**Exercise objective:** What lines in the records below hold the string "available"? Please show them.

**Given information:**
□ □ □ □ □
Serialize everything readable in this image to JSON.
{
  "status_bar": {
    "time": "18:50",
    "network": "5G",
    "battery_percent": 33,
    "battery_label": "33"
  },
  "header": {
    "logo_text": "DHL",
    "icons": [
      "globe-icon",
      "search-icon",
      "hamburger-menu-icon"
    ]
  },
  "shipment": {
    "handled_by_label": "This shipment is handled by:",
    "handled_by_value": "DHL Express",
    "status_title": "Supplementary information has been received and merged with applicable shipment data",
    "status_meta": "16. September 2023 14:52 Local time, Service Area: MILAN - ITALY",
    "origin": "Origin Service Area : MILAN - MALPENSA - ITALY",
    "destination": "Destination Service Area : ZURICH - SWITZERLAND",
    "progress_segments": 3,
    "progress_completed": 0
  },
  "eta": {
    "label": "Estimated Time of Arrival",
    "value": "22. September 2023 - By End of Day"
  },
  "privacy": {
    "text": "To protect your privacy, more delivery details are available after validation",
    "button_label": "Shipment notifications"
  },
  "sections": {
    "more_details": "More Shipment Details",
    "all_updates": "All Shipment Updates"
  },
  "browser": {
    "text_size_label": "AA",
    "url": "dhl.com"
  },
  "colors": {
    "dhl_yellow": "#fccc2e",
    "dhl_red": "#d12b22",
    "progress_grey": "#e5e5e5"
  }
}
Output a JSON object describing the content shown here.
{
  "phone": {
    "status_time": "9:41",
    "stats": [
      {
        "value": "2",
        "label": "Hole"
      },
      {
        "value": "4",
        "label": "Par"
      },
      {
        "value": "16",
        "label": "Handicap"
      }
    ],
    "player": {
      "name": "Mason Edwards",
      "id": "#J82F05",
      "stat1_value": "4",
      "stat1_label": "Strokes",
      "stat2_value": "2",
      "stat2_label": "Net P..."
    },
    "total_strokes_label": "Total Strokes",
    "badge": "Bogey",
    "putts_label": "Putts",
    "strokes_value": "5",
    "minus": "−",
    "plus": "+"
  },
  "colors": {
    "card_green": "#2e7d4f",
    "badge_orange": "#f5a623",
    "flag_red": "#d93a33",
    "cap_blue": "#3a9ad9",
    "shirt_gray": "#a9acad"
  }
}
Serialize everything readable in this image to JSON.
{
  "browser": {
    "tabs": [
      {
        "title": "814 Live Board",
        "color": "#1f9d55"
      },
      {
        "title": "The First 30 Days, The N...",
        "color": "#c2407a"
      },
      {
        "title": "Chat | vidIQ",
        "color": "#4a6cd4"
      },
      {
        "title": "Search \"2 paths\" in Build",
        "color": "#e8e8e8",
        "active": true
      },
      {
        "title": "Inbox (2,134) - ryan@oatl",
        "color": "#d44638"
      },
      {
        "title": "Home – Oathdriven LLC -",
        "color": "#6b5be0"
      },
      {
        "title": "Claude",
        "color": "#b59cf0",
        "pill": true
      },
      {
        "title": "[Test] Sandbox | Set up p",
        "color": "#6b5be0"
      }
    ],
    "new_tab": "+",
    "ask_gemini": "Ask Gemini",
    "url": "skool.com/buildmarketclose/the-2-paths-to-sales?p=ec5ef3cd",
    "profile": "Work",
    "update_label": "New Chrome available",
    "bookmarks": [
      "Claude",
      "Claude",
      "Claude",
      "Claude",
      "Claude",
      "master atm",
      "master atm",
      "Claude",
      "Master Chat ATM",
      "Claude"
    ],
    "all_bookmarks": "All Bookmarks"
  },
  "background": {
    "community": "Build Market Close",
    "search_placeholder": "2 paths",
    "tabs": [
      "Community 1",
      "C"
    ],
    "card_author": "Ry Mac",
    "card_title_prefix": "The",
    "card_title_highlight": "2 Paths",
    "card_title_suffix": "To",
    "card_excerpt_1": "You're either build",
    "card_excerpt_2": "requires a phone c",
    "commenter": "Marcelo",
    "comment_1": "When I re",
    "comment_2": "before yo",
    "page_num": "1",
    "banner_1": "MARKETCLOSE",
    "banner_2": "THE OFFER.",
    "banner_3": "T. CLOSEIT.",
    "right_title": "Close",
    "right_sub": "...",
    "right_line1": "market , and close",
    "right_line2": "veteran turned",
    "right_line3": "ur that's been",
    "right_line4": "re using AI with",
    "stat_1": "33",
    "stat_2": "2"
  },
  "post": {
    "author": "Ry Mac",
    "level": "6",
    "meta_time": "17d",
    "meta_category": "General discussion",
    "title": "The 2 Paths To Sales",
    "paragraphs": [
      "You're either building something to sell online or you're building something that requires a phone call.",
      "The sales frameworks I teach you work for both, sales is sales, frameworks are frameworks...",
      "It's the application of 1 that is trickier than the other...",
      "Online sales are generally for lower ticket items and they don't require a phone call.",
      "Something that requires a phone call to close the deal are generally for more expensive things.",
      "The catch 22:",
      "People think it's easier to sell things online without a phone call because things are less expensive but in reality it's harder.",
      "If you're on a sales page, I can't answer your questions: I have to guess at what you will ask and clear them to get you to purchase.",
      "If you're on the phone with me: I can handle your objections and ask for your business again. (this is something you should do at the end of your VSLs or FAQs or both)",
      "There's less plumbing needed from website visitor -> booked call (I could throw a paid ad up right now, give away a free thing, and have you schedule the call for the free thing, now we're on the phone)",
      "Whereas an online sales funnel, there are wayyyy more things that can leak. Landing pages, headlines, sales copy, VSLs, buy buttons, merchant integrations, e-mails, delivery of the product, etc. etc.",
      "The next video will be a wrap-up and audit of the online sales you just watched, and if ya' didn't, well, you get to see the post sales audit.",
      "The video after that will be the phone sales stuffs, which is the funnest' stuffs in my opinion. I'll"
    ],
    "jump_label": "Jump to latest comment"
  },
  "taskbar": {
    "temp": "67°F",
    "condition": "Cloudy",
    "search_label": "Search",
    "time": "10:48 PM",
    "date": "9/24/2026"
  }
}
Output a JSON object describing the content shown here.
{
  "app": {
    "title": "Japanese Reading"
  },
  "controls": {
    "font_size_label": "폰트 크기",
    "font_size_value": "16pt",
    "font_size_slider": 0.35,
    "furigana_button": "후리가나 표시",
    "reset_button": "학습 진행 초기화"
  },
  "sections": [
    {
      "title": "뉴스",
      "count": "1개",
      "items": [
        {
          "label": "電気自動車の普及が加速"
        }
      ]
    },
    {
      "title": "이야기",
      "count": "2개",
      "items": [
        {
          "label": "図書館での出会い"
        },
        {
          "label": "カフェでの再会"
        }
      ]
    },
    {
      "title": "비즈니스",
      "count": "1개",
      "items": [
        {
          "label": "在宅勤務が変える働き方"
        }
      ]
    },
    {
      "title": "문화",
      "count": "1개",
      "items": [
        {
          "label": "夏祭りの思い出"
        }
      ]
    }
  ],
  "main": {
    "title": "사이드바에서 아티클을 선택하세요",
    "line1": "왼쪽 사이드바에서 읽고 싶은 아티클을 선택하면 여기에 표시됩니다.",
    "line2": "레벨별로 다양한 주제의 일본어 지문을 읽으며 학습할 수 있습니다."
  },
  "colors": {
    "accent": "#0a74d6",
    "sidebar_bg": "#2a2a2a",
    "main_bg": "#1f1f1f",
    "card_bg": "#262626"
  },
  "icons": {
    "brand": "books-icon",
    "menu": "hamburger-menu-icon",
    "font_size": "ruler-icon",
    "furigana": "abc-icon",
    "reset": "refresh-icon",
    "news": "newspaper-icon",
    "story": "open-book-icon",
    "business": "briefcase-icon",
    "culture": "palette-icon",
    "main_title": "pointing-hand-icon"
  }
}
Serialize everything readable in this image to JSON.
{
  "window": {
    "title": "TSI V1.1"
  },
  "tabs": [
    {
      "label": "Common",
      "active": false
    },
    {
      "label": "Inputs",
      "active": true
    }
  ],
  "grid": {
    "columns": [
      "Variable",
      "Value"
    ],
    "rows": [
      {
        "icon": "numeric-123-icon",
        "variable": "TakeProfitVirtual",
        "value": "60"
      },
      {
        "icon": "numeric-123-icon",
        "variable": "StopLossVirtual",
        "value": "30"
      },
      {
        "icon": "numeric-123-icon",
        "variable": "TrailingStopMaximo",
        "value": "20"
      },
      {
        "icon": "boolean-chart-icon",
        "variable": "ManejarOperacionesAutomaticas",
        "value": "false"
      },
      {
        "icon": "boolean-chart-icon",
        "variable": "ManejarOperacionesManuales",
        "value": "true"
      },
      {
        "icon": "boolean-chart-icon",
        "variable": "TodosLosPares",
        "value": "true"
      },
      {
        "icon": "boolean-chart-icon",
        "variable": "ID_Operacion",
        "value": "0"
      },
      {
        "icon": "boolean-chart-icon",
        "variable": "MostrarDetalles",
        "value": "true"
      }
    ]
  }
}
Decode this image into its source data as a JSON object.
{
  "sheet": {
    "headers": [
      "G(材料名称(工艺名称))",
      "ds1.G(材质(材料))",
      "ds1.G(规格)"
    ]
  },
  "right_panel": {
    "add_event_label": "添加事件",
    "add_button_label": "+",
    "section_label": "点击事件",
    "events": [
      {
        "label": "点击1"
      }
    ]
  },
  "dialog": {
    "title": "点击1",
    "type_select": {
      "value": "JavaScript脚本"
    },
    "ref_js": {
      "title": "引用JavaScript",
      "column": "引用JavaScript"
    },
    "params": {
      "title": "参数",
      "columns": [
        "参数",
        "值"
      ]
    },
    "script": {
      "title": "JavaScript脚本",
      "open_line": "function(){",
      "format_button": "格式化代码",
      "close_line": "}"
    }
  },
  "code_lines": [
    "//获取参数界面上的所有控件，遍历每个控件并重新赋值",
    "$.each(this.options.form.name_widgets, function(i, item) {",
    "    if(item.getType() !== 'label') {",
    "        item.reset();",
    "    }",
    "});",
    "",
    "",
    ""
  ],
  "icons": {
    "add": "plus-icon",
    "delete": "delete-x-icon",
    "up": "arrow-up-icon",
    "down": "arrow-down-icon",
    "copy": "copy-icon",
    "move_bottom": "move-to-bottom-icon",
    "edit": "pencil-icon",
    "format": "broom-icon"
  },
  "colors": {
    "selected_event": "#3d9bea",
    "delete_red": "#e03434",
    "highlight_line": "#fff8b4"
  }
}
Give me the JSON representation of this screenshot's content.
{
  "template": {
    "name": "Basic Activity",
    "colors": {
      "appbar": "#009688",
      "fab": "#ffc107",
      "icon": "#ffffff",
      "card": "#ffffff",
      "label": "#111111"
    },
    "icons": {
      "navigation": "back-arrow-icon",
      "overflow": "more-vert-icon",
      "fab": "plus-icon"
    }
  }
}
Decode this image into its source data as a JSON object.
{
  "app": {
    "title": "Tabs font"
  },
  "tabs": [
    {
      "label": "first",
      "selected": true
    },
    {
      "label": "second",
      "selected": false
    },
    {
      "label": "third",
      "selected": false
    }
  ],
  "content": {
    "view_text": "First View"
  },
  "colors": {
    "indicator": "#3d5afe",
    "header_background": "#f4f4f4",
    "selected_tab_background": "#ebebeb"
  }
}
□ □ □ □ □
**Answer to this task:**
    "text": "To protect your privacy, more delivery details are available after validation",
    "update_label": "New Chrome available",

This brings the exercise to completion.